|Duration||1h 46m||Rating (UK)||12A|
|Source of story||A book of the same name by Jojo Moyes|
|Starring||Sam Claflin, Emilia Clarke, Brandan Coyle, Jenna Coleman, Janet McTeer, Charles Dance, Joanna Lumley,|
Elevator Pitch: Louisa Clark, a slightly off the wall young woman, gets the job of being a sort of companion to a quadriplegic young man from a very rich family who is in the state because of being run down by a motor cycle. They gradually develop feelings for each other, but this makes him even more determined to end his life, since he does not want to saddle her with his continued impairment for which there will be no cure. She on the other hand makes very effort to demonstrate to him that life is worth living. How will it end?
Content: No sex or nudity and just a bit of drinking. Lou is sacked from the café in which she has been working and gets the job being companion to Will, whose accident we see. The small Clark house is full of people, the enormous house inhabited by Will is almost empty. They, Lou and Will, then spend a lot of time in different places, including the castle owned by Will’s family. Will is sometimes ill and in bed. Lou is distressed. Then she develops a bucket list, which they fulfil, including a holiday in Mauritius which they get to by private jet.
A View: The film was subject mixed reviews from the critics and some criticism from the general public for the negative view of quadriplegics is promotes.

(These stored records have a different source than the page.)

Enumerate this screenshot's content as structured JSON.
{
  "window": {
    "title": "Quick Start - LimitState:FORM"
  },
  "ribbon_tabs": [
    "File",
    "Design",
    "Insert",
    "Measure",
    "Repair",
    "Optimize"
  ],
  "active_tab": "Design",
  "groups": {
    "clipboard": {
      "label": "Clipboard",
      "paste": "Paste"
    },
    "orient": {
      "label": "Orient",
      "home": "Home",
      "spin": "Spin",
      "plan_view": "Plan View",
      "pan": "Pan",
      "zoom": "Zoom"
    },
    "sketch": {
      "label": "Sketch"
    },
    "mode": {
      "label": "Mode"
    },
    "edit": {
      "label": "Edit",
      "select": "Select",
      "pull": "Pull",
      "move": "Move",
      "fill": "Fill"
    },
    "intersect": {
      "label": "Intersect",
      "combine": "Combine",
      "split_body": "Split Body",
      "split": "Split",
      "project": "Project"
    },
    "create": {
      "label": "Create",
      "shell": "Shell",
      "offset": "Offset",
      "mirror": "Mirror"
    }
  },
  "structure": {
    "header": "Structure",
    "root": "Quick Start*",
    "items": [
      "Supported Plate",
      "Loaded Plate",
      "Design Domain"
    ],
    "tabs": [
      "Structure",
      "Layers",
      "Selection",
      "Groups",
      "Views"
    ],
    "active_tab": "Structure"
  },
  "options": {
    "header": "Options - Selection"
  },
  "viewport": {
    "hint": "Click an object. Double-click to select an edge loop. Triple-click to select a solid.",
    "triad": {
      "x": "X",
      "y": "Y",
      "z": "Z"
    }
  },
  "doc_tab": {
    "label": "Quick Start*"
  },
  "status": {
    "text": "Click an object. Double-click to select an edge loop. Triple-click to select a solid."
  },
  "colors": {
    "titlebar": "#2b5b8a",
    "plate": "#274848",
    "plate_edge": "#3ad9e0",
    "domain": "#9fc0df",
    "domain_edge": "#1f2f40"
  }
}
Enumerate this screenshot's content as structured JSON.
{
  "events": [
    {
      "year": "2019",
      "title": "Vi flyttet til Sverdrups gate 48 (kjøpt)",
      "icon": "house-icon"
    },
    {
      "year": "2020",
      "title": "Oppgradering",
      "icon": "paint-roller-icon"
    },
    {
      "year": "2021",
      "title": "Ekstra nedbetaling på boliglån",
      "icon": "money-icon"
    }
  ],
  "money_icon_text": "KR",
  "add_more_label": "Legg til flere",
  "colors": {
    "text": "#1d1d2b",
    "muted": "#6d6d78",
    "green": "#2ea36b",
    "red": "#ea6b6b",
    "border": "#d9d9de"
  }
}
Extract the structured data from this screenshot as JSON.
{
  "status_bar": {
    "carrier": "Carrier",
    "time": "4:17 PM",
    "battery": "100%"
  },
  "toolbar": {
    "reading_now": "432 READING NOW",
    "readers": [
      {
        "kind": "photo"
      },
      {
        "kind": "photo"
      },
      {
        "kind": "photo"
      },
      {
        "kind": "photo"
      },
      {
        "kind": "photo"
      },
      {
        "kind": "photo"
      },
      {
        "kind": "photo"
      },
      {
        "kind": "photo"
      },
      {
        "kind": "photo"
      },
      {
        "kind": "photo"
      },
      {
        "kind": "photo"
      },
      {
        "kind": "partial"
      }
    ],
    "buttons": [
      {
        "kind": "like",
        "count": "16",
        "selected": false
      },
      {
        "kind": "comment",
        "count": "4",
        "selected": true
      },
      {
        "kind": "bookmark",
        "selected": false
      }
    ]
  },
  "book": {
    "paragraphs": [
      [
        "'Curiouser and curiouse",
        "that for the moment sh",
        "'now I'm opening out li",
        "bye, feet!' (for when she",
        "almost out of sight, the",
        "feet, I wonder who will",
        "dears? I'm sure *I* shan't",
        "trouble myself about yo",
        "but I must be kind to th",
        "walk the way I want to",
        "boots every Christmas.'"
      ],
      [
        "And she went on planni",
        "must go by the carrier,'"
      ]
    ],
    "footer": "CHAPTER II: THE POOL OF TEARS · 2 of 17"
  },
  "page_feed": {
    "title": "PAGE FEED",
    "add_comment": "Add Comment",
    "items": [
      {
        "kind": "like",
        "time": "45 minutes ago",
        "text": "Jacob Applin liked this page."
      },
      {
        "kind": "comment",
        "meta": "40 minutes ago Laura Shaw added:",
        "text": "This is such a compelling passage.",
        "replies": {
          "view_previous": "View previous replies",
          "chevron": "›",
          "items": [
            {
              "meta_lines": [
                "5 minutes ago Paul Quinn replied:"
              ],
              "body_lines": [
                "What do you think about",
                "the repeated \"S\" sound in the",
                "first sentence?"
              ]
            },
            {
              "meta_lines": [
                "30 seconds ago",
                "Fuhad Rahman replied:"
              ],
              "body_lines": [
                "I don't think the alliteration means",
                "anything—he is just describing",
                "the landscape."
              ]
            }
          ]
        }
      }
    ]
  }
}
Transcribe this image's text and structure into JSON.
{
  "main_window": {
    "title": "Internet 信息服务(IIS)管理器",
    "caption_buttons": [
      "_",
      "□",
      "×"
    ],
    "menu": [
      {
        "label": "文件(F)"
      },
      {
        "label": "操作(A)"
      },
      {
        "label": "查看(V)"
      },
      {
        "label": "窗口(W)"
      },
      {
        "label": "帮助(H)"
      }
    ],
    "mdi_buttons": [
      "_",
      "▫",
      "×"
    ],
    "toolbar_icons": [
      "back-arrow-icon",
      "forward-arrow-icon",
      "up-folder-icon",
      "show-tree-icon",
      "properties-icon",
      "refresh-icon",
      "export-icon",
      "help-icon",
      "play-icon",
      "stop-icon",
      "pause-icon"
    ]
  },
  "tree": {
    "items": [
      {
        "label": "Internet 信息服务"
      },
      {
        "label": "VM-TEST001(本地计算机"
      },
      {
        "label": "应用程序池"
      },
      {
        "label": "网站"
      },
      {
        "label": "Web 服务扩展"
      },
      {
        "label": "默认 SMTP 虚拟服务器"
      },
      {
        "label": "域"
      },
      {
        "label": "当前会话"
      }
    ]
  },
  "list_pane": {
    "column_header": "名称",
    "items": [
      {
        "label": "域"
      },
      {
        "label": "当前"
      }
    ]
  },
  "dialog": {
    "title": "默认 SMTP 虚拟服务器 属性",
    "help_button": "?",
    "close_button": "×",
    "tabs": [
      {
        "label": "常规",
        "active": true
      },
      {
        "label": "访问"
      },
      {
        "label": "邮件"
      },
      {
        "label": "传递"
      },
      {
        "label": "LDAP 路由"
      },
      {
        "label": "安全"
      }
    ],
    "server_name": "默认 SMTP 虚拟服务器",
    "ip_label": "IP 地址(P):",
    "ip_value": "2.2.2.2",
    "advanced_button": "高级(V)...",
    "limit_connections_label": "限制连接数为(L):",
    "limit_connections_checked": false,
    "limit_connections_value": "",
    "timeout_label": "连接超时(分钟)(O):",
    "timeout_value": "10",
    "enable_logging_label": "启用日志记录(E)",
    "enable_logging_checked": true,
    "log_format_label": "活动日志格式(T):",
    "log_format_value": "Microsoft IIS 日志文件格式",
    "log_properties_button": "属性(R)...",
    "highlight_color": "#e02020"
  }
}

Emilia Clarke is prompted to overdo her “kookiness”, but becomes a bit less manic towards the end. The book was very popular, and turned Jojo Moyes from an also ran into a best seller, and so the film made a fortune. It is probable that if you decide to watch this you know what you are getting. I had an idea but thought that they might have made a better job of it. I can’t honestly recommend it even for nothing. I watched it so you don’t have to.
Additional Info: The castle, supposedly somewhere in England, is actually Pembroke Castle in Wales, one of those capable of being resupplied by sea, and so able to withstand sieges by the pesky Welsh.